|Flat Ground a Campsite Makes ...|
They say that all trips begin with that first mile. Not always so. In my case I had to travel a little over 160 km and cross into another country before a measured mile would come into effect. On July 7 I left Toronto early enough to miss the mayhem that is known as the morning rush hour. The QEW to Buffalo is probably one of the busiest arteries between Canada and the States. Add to that the morning rush hours of Hamilton, St. Catherine's and during the tourist season all the mayhem that goes with Niagara Falls. So you can see my early-morning departure avoids most of the usual carnage.
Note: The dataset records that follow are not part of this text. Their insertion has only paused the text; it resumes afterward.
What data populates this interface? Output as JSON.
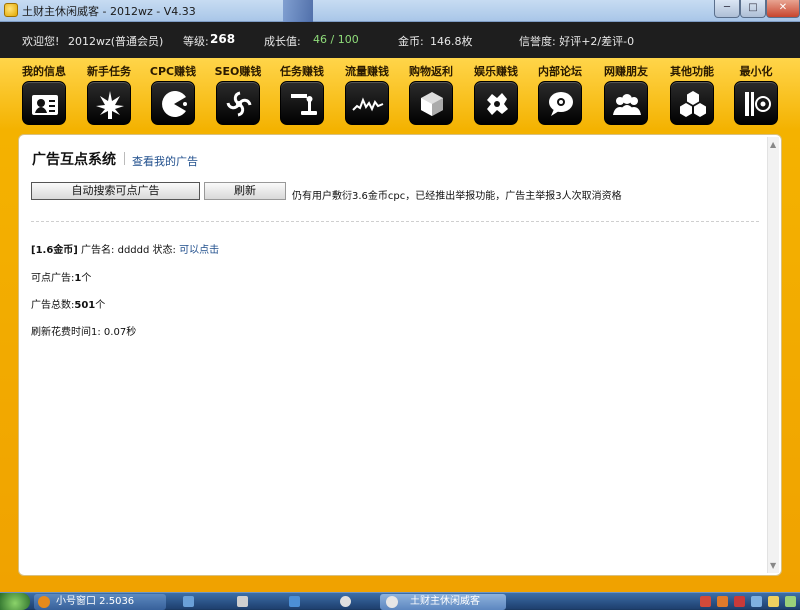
{
  "window": {
    "title": "土财主休闲威客 - 2012wz - V4.33",
    "minimize": "─",
    "maximize": "□",
    "close": "✕"
  },
  "status": {
    "welcome": "欢迎您!",
    "user": "2012wz(普通会员)",
    "level_label": "等级:",
    "level_value": "268",
    "growth_label": "成长值:",
    "growth_value": "46 / 100",
    "coins_label": "金币:",
    "coins_value": "146.8枚",
    "credit": "信誉度: 好评+2/差评-0"
  },
  "toolbar": [
    {
      "label": "我的信息",
      "icon": "id-card-icon"
    },
    {
      "label": "新手任务",
      "icon": "leaf-icon"
    },
    {
      "label": "CPC赚钱",
      "icon": "pacman-icon"
    },
    {
      "label": "SEO赚钱",
      "icon": "swirl-icon"
    },
    {
      "label": "任务赚钱",
      "icon": "joystick-icon"
    },
    {
      "label": "流量赚钱",
      "icon": "wave-icon"
    },
    {
      "label": "购物返利",
      "icon": "box-icon"
    },
    {
      "label": "娱乐赚钱",
      "icon": "game-icon"
    },
    {
      "label": "内部论坛",
      "icon": "chat-icon"
    },
    {
      "label": "网赚朋友",
      "icon": "friends-icon"
    },
    {
      "label": "其他功能",
      "icon": "cubes-icon"
    },
    {
      "label": "最小化",
      "icon": "minimize-icon"
    }
  ],
  "main": {
    "title": "广告互点系统",
    "my_ads_link": "查看我的广告",
    "search_button": "自动搜索可点广告",
    "refresh_button": "刷新",
    "notice": "仍有用户敷衍3.6金币cpc，已经推出举报功能，广告主举报3人次取消资格",
    "ad": {
      "price": "[1.6金币]",
      "name_label": "广告名:",
      "name": "ddddd",
      "status_label": "状态:",
      "status": "可以点击"
    },
    "clickable_label": "可点广告:",
    "clickable_value": "1",
    "clickable_unit": "个",
    "total_label": "广告总数:",
    "total_value": "501",
    "total_unit": "个",
    "refresh_time_label": "刷新花费时间1:",
    "refresh_time_value": "0.07秒"
  },
  "taskbar": {
    "task1": "小号窗口 2.5036",
    "task2": "土财主休闲威客"
  }
}
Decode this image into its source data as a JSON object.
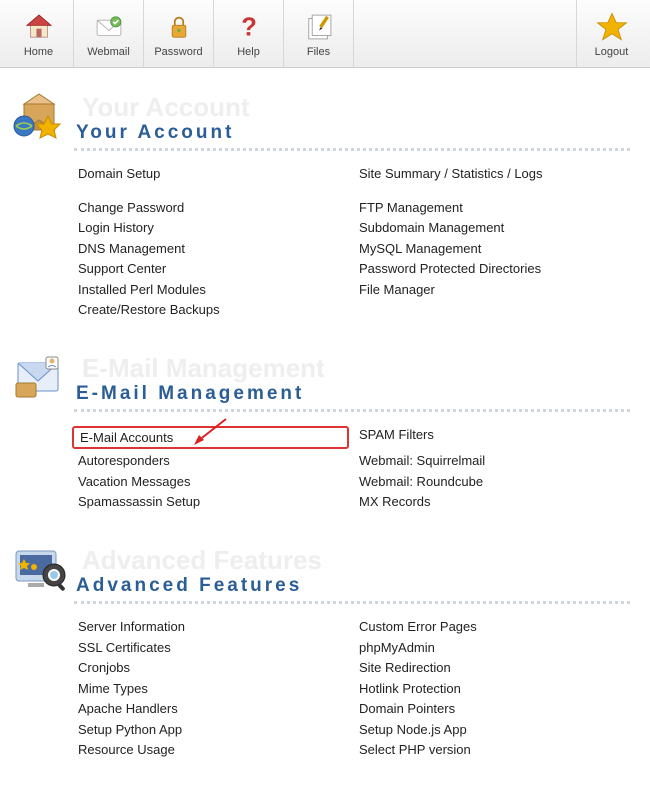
{
  "toolbar": {
    "home": "Home",
    "webmail": "Webmail",
    "password": "Password",
    "help": "Help",
    "files": "Files",
    "logout": "Logout"
  },
  "sections": {
    "account": {
      "title": "Your Account",
      "links_left": [
        "Domain Setup",
        "Change Password",
        "Login History",
        "DNS Management",
        "Support Center",
        "Installed Perl Modules",
        "Create/Restore Backups"
      ],
      "links_right": [
        "Site Summary / Statistics / Logs",
        "FTP Management",
        "Subdomain Management",
        "MySQL Management",
        "Password Protected Directories",
        "File Manager"
      ]
    },
    "email": {
      "title": "E-Mail Management",
      "links_left": [
        "E-Mail Accounts",
        "Autoresponders",
        "Vacation Messages",
        "Spamassassin Setup"
      ],
      "links_right": [
        "SPAM Filters",
        "Webmail: Squirrelmail",
        "Webmail: Roundcube",
        "MX Records"
      ],
      "highlighted": "E-Mail Accounts"
    },
    "advanced": {
      "title": "Advanced Features",
      "links_left": [
        "Server Information",
        "SSL Certificates",
        "Cronjobs",
        "Mime Types",
        "Apache Handlers",
        "Setup Python App",
        "Resource Usage"
      ],
      "links_right": [
        "Custom Error Pages",
        "phpMyAdmin",
        "Site Redirection",
        "Hotlink Protection",
        "Domain Pointers",
        "Setup Node.js App",
        "Select PHP version"
      ]
    }
  }
}
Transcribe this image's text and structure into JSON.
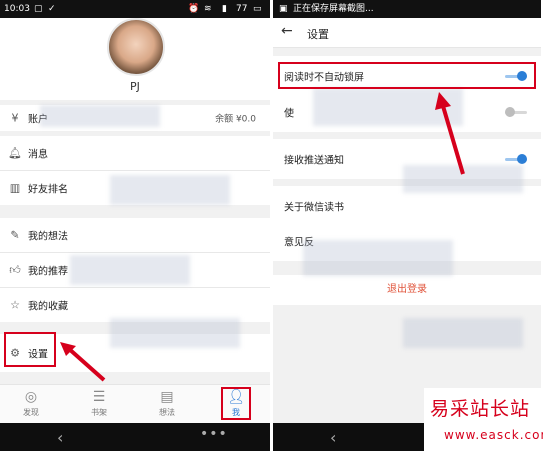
{
  "left": {
    "status": {
      "time": "10:03",
      "battery": "77"
    },
    "profile": {
      "name": "PJ"
    },
    "account": {
      "label": "账户",
      "balance": "余额 ¥0.0"
    },
    "menu": [
      {
        "label": "消息",
        "icon": "bell-icon"
      },
      {
        "label": "好友排名",
        "icon": "bar-chart-icon"
      },
      {
        "label": "我的想法",
        "icon": "feather-icon"
      },
      {
        "label": "我的推荐",
        "icon": "thumbs-up-icon"
      },
      {
        "label": "我的收藏",
        "icon": "star-icon"
      },
      {
        "label": "设置",
        "icon": "gear-icon"
      }
    ],
    "tabs": [
      {
        "label": "发现",
        "icon": "compass-icon"
      },
      {
        "label": "书架",
        "icon": "bookshelf-icon"
      },
      {
        "label": "想法",
        "icon": "chat-icon"
      },
      {
        "label": "我",
        "icon": "person-icon"
      }
    ]
  },
  "right": {
    "status": {
      "notice": "正在保存屏幕截图..."
    },
    "title": "设置",
    "settings": [
      {
        "label": "阅读时不自动锁屏",
        "toggle": true
      },
      {
        "label": "使",
        "toggle": false
      },
      {
        "label": "接收推送通知",
        "toggle": true
      },
      {
        "label": "关于微信读书"
      },
      {
        "label": "意见反"
      }
    ],
    "logout": "退出登录"
  },
  "watermark": {
    "title": "易采站长站",
    "url": "www.easck.com"
  },
  "colors": {
    "accent": "#2b7ed6",
    "highlight": "#d6001c",
    "logout": "#e0533a"
  }
}
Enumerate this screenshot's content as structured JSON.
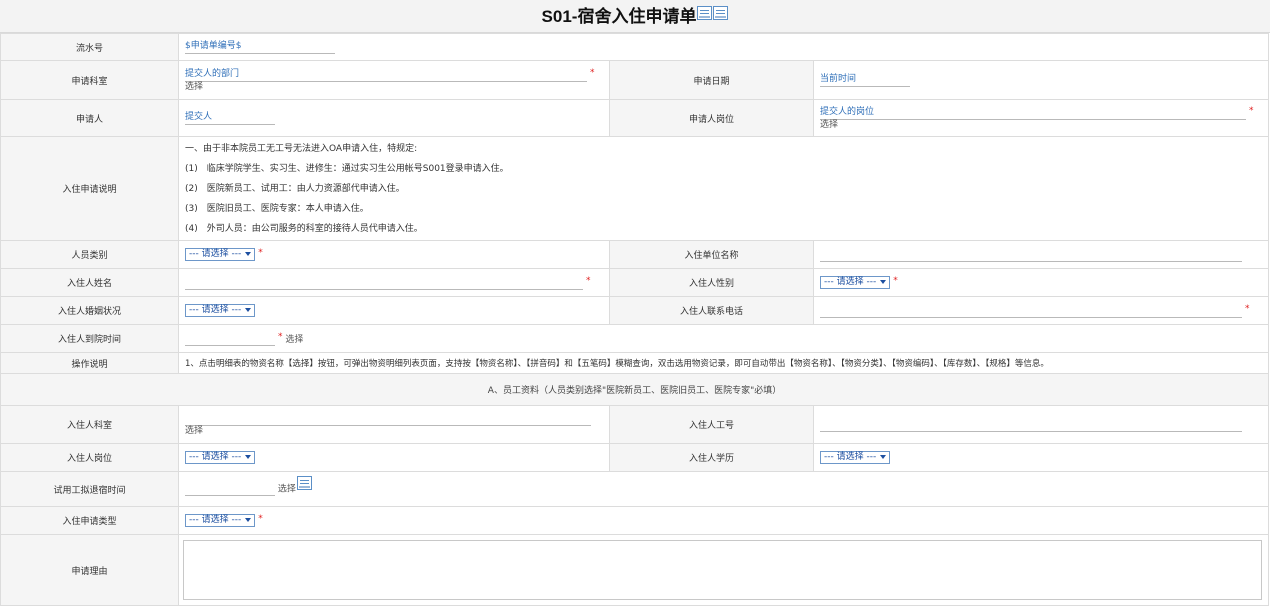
{
  "header": {
    "title": "S01-宿舍入住申请单"
  },
  "rows": {
    "serial": {
      "label": "流水号",
      "value": "$申请单编号$"
    },
    "dept": {
      "label": "申请科室",
      "value": "提交人的部门",
      "sub": "选择"
    },
    "apply_date": {
      "label": "申请日期",
      "value": "当前时间"
    },
    "applicant": {
      "label": "申请人",
      "value": "提交人"
    },
    "applicant_post": {
      "label": "申请人岗位",
      "value": "提交人的岗位",
      "sub": "选择"
    },
    "notes": {
      "label": "入住申请说明",
      "lines": [
        "一、由于非本院员工无工号无法进入OA申请入住，特规定:",
        "(1)　临床学院学生、实习生、进修生：通过实习生公用帐号S001登录申请入住。",
        "(2)　医院新员工、试用工：由人力资源部代申请入住。",
        "(3)　医院旧员工、医院专家：本人申请入住。",
        "(4)　外司人员：由公司服务的科室的接待人员代申请入住。"
      ]
    },
    "person_type": {
      "label": "人员类别",
      "select": "--- 请选择 ---"
    },
    "unit_name": {
      "label": "入住单位名称"
    },
    "occupant_name": {
      "label": "入住人姓名"
    },
    "gender": {
      "label": "入住人性别",
      "select": "--- 请选择 ---"
    },
    "marital": {
      "label": "入住人婚姻状况",
      "select": "--- 请选择 ---"
    },
    "phone": {
      "label": "入住人联系电话"
    },
    "arrival": {
      "label": "入住人到院时间",
      "sub": "选择"
    },
    "op_note": {
      "label": "操作说明",
      "text": "1、点击明细表的物资名称【选择】按钮，可弹出物资明细列表页面，支持按【物资名称】、【拼音码】和【五笔码】模糊查询，双击选用物资记录，即可自动带出【物资名称】、【物资分类】、【物资编码】、【库存数】、【规格】等信息。"
    },
    "section_a": "A、员工资料（人员类别选择\"医院新员工、医院旧员工、医院专家\"必填）",
    "occ_dept": {
      "label": "入住人科室",
      "sub": "选择"
    },
    "emp_no": {
      "label": "入住人工号"
    },
    "occ_post": {
      "label": "入住人岗位",
      "select": "--- 请选择 ---"
    },
    "education": {
      "label": "入住人学历",
      "select": "--- 请选择 ---"
    },
    "probation": {
      "label": "试用工拟退宿时间",
      "sub": "选择"
    },
    "apply_type": {
      "label": "入住申请类型",
      "select": "--- 请选择 ---"
    },
    "reason": {
      "label": "申请理由"
    }
  },
  "icons": {
    "title_icon_1": "document-icon",
    "title_icon_2": "document-icon",
    "calendar": "calendar-icon"
  },
  "colors": {
    "label_bg": "#f5f5f5",
    "border": "#dcdcdc",
    "link_blue": "#2f6fb8",
    "required_red": "#e02020"
  }
}
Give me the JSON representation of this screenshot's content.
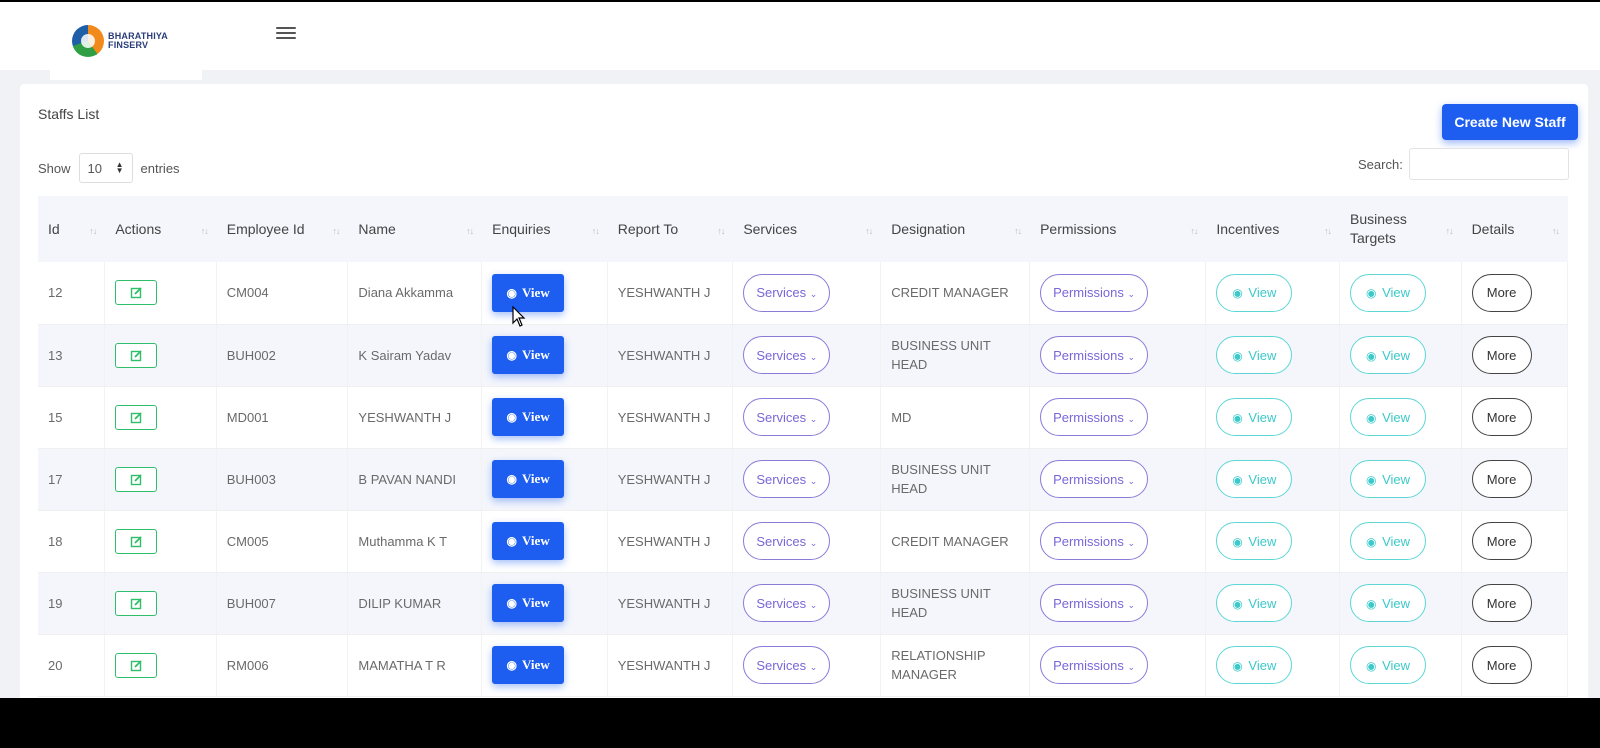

At the border, a US customs agent shook his head when I told him where I was immediately going and then of my general plans for the next three months. Rather than a cavity search, he returned my passport and wished me well. My first stop in the United States of America, is always to see one of the great goodwill ambassadors America has to offer. But Marci wasn't home, so I had coffee with Chuck.
Normally when I head south to Georgia, I run Highway 219 from the Buffalo area to Johnsonburg Pennsylvania then head east to St. Mary's and then take a plethora of back-roads down to Interstate 80. ... This year I messed up. For some reason while still in New York, I took the ramp for Interstate 86 ... Only 75 miles short of where I wanted to turn. I use the interstate system for short hops to get to the roads I want to ride, but as soon as I committed to the ramp and commenced up toward the interstate I realized my mistake. Fortunately I was not in a car, so frustration and a temper tantrum are not part of this tale. I did however use a colorful metaphor, and then merrily traveled along to the next exit and figured on exploring other roads in the general direction of my intended general direction.
I discovered Olean, N.Y. and all the road construction that little town had to offer. Eventually I wound up on Pa. Rte. 46. Now 46 can be pretty curvy. No monster hills or anything like that but, the grades going into some of the curves keep your attention focused and the enjoyment levels high. However, this was the first time pulling the trailer with the Harley on roads through terrain that was of some challenge. The bike seemed to be acting twitchy. On one curve the bike actually felt she was sliding quite a distance. I slowed up. The road had been recently resurfaced but looked fine ... and just a little strange at the same time. Nice smooth surface with a fresh yellow dividing line, but the asphalt seemed laden excessively with gravel. Even at slower speeds the bikes handling seemed sluggish. I pulled under some trees at a roadside stop for lunch. I checked the bike and the trailer and everything was fine. I walked out onto the road surface and instantly realized what was happening. I had been riding on a surface of crushed gravel on a bed of tar. The midday heat had softened the tar and even walking on the surface I could feel the gravel move. But even standing there the road still looked like real asphalt.
By dinnertime the backroads and a short hop on I 99 and then more secondary highways I was just south of Winchester, Virginia. There is a campground I stay at, has hot showers and only costs 10 bucks a night .... The next morning I was off to Front Royal and the entrance to Shenandoah National Park and the Skyline Drive. The road leading to the park entrance turnoff is divided with a wide grass partition. There were two old guys on Harleys in front of me waiting to cross the oncoming traffic lanes. The one in front of me just up and fell over. As his partner and I helped him back to a more dignified position of uprightness for both man and machine, they thanked me for helping and a thoroughly embarrassed biker offered to teach us this fall down trick he had spent a lifetime perfecting. I stopped for a photo and they carried on up the Skyway ...
The ride down Skyline Drive is never a disappointment. The sun was shining, the temperature was warm and a big old fat black bear sauntered across the road in front of me! A few miles further down and another bear was gawking at me from behind the stone roadside barrier. Only his head was showing and at the moment he realized I was looking directly at him, if bear's have surprised expressions for "ooops, I've been caught" this one looked most animated before ducking behind the wall. I crossed paths with the two Harley riders several times. I told them of the bears, and they one upped me with a tale of a squirrel they had seen. At Waynesboro as I was about to gas up at a Sunoco station, the two Harley riders returned the favor I did them earlier in the day by pointing out a tanker had just made a delivery and that there would be all kinds of sediment in the fuel for a while. I thank them and we went elsewhere for gas. They were looking for a place for lunch, so I told them about good restaurant with homemade burgers. I then headed up the Blue Ridge Parkway with a full tank of gas and a cooler filled with things for lunch. Now all I needed was a place with a view but the Blue Ridge is another story ... Bon Appétit!